==== Data in this exercise

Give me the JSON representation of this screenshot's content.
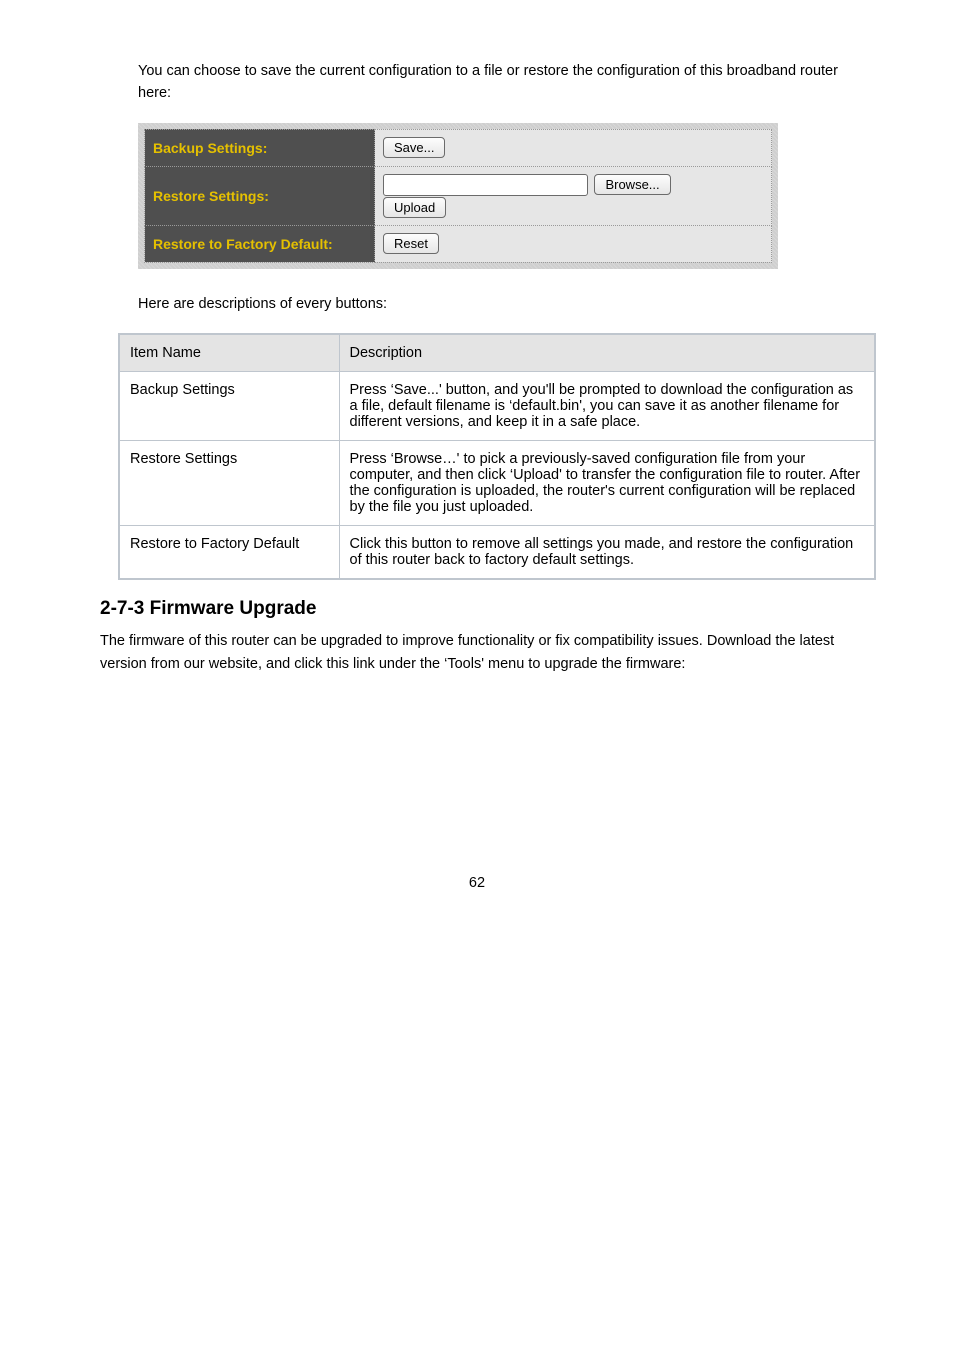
{
  "intro": "You can choose to save the current configuration to a file or restore the configuration of this broadband router here:",
  "panel": {
    "rows": [
      {
        "label": "Backup Settings:",
        "buttons": [
          {
            "text": "Save..."
          }
        ]
      },
      {
        "label": "Restore Settings:",
        "file": true,
        "browse": "Browse...",
        "buttons": [
          {
            "text": "Upload"
          }
        ]
      },
      {
        "label": "Restore to Factory Default:",
        "buttons": [
          {
            "text": "Reset"
          }
        ]
      }
    ]
  },
  "desc": "Here are descriptions of every buttons:",
  "table": {
    "headers": [
      "Item Name",
      "Description"
    ],
    "rows": [
      {
        "name": "Backup Settings",
        "text": "Press ‘Save...' button, and you'll be prompted to download the configuration as a file, default filename is ‘default.bin', you can save it as another filename for different versions, and keep it in a safe place."
      },
      {
        "name": "Restore Settings",
        "text": "Press ‘Browse…' to pick a previously-saved configuration file from your computer, and then click ‘Upload' to transfer the configuration file to router. After the configuration is uploaded, the router's current configuration will be replaced by the file you just uploaded."
      },
      {
        "name": "Restore to Factory Default",
        "text": "Click this button to remove all settings you made, and restore the configuration of this router back to factory default settings."
      }
    ]
  },
  "section": "2-7-3 Firmware Upgrade",
  "body": "The firmware of this router can be upgraded to improve functionality or fix compatibility issues. Download the latest version from our website, and click this link under the ‘Tools' menu to upgrade the firmware:",
  "page_footer": "62"
}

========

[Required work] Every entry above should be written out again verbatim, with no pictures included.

[Solution to this problem]
Give me the JSON representation of this screenshot's content.
{
  "intro": "You can choose to save the current configuration to a file or restore the configuration of this broadband router here:",
  "panel": {
    "rows": [
      {
        "label": "Backup Settings:",
        "buttons": [
          {
            "text": "Save..."
          }
        ]
      },
      {
        "label": "Restore Settings:",
        "file": true,
        "browse": "Browse...",
        "buttons": [
          {
            "text": "Upload"
          }
        ]
      },
      {
        "label": "Restore to Factory Default:",
        "buttons": [
          {
            "text": "Reset"
          }
        ]
      }
    ]
  },
  "desc": "Here are descriptions of every buttons:",
  "table": {
    "headers": [
      "Item Name",
      "Description"
    ],
    "rows": [
      {
        "name": "Backup Settings",
        "text": "Press ‘Save...' button, and you'll be prompted to download the configuration as a file, default filename is ‘default.bin', you can save it as another filename for different versions, and keep it in a safe place."
      },
      {
        "name": "Restore Settings",
        "text": "Press ‘Browse…' to pick a previously-saved configuration file from your computer, and then click ‘Upload' to transfer the configuration file to router. After the configuration is uploaded, the router's current configuration will be replaced by the file you just uploaded."
      },
      {
        "name": "Restore to Factory Default",
        "text": "Click this button to remove all settings you made, and restore the configuration of this router back to factory default settings."
      }
    ]
  },
  "section": "2-7-3 Firmware Upgrade",
  "body": "The firmware of this router can be upgraded to improve functionality or fix compatibility issues. Download the latest version from our website, and click this link under the ‘Tools' menu to upgrade the firmware:",
  "page_footer": "62"
}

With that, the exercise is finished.